• _ACTION ITEM_
Each line below should be copied exactly as it stands.

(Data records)
══════════════════════════════
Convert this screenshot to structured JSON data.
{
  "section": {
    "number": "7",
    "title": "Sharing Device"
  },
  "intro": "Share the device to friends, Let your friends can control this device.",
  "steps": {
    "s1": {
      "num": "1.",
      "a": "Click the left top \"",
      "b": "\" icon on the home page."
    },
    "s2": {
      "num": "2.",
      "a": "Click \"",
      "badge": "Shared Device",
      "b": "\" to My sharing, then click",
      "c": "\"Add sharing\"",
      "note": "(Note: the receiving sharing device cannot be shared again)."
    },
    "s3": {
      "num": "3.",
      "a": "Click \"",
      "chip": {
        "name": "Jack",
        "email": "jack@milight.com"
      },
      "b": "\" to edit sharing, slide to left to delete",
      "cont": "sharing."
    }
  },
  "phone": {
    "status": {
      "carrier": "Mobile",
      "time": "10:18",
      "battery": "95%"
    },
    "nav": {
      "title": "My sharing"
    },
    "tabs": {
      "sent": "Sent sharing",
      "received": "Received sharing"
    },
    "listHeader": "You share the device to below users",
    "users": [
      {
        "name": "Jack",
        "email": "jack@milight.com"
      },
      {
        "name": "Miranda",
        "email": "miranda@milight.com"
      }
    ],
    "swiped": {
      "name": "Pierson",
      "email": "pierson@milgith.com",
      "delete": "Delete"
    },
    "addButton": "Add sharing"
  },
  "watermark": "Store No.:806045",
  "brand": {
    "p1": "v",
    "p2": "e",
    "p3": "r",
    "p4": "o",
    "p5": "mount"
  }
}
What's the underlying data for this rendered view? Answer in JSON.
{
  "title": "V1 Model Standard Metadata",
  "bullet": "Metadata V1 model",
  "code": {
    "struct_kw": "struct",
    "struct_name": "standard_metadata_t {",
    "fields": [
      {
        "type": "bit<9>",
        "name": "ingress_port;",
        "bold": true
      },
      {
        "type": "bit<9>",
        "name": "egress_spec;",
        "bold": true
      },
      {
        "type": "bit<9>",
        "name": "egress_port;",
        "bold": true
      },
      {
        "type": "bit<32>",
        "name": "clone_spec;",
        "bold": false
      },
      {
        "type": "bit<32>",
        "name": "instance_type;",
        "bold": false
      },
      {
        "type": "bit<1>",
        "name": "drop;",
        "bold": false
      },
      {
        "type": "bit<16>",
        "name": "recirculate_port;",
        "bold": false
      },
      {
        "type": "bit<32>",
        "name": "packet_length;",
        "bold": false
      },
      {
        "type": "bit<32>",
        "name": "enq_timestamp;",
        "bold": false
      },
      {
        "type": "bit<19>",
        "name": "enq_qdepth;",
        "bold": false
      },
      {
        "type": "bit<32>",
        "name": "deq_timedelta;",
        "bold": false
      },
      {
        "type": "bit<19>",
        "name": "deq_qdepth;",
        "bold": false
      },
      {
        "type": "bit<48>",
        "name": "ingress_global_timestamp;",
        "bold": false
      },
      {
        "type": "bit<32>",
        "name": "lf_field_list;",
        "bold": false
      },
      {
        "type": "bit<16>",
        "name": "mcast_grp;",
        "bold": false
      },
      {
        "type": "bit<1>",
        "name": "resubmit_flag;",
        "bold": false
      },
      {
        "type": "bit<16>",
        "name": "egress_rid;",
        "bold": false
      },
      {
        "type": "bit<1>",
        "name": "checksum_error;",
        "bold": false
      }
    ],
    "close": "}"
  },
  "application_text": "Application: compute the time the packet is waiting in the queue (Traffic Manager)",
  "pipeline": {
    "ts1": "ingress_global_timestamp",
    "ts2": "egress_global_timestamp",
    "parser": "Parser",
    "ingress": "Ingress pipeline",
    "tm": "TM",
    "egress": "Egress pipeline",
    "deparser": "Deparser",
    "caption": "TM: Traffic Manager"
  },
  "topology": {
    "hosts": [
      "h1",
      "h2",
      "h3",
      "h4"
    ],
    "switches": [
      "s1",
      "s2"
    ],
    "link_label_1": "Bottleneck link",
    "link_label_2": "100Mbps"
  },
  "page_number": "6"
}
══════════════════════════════
• _RESPONSE TO THIS EXERCISE_
Convert this screenshot to structured JSON data.
{
  "section": {
    "number": "7",
    "title": "Sharing Device"
  },
  "intro": "Share the device to friends, Let your friends can control this device.",
  "steps": {
    "s1": {
      "num": "1.",
      "a": "Click the left top \"",
      "b": "\" icon on the home page."
    },
    "s2": {
      "num": "2.",
      "a": "Click \"",
      "badge": "Shared Device",
      "b": "\" to My sharing, then click",
      "c": "\"Add sharing\"",
      "note": "(Note: the receiving sharing device cannot be shared again)."
    },
    "s3": {
      "num": "3.",
      "a": "Click \"",
      "chip": {
        "name": "Jack",
        "email": "jack@milight.com"
      },
      "b": "\" to edit sharing, slide to left to delete",
      "cont": "sharing."
    }
  },
  "phone": {
    "status": {
      "carrier": "Mobile",
      "time": "10:18",
      "battery": "95%"
    },
    "nav": {
      "title": "My sharing"
    },
    "tabs": {
      "sent": "Sent sharing",
      "received": "Received sharing"
    },
    "listHeader": "You share the device to below users",
    "users": [
      {
        "name": "Jack",
        "email": "jack@milight.com"
      },
      {
        "name": "Miranda",
        "email": "miranda@milight.com"
      }
    ],
    "swiped": {
      "name": "Pierson",
      "email": "pierson@milgith.com",
      "delete": "Delete"
    },
    "addButton": "Add sharing"
  },
  "watermark": "Store No.:806045",
  "brand": {
    "p1": "v",
    "p2": "e",
    "p3": "r",
    "p4": "o",
    "p5": "mount"
  }
}
What's the underlying data for this rendered view? Answer in JSON.
{
  "title": "V1 Model Standard Metadata",
  "bullet": "Metadata V1 model",
  "code": {
    "struct_kw": "struct",
    "struct_name": "standard_metadata_t {",
    "fields": [
      {
        "type": "bit<9>",
        "name": "ingress_port;",
        "bold": true
      },
      {
        "type": "bit<9>",
        "name": "egress_spec;",
        "bold": true
      },
      {
        "type": "bit<9>",
        "name": "egress_port;",
        "bold": true
      },
      {
        "type": "bit<32>",
        "name": "clone_spec;",
        "bold": false
      },
      {
        "type": "bit<32>",
        "name": "instance_type;",
        "bold": false
      },
      {
        "type": "bit<1>",
        "name": "drop;",
        "bold": false
      },
      {
        "type": "bit<16>",
        "name": "recirculate_port;",
        "bold": false
      },
      {
        "type": "bit<32>",
        "name": "packet_length;",
        "bold": false
      },
      {
        "type": "bit<32>",
        "name": "enq_timestamp;",
        "bold": false
      },
      {
        "type": "bit<19>",
        "name": "enq_qdepth;",
        "bold": false
      },
      {
        "type": "bit<32>",
        "name": "deq_timedelta;",
        "bold": false
      },
      {
        "type": "bit<19>",
        "name": "deq_qdepth;",
        "bold": false
      },
      {
        "type": "bit<48>",
        "name": "ingress_global_timestamp;",
        "bold": false
      },
      {
        "type": "bit<32>",
        "name": "lf_field_list;",
        "bold": false
      },
      {
        "type": "bit<16>",
        "name": "mcast_grp;",
        "bold": false
      },
      {
        "type": "bit<1>",
        "name": "resubmit_flag;",
        "bold": false
      },
      {
        "type": "bit<16>",
        "name": "egress_rid;",
        "bold": false
      },
      {
        "type": "bit<1>",
        "name": "checksum_error;",
        "bold": false
      }
    ],
    "close": "}"
  },
  "application_text": "Application: compute the time the packet is waiting in the queue (Traffic Manager)",
  "pipeline": {
    "ts1": "ingress_global_timestamp",
    "ts2": "egress_global_timestamp",
    "parser": "Parser",
    "ingress": "Ingress pipeline",
    "tm": "TM",
    "egress": "Egress pipeline",
    "deparser": "Deparser",
    "caption": "TM: Traffic Manager"
  },
  "topology": {
    "hosts": [
      "h1",
      "h2",
      "h3",
      "h4"
    ],
    "switches": [
      "s1",
      "s2"
    ],
    "link_label_1": "Bottleneck link",
    "link_label_2": "100Mbps"
  },
  "page_number": "6"
}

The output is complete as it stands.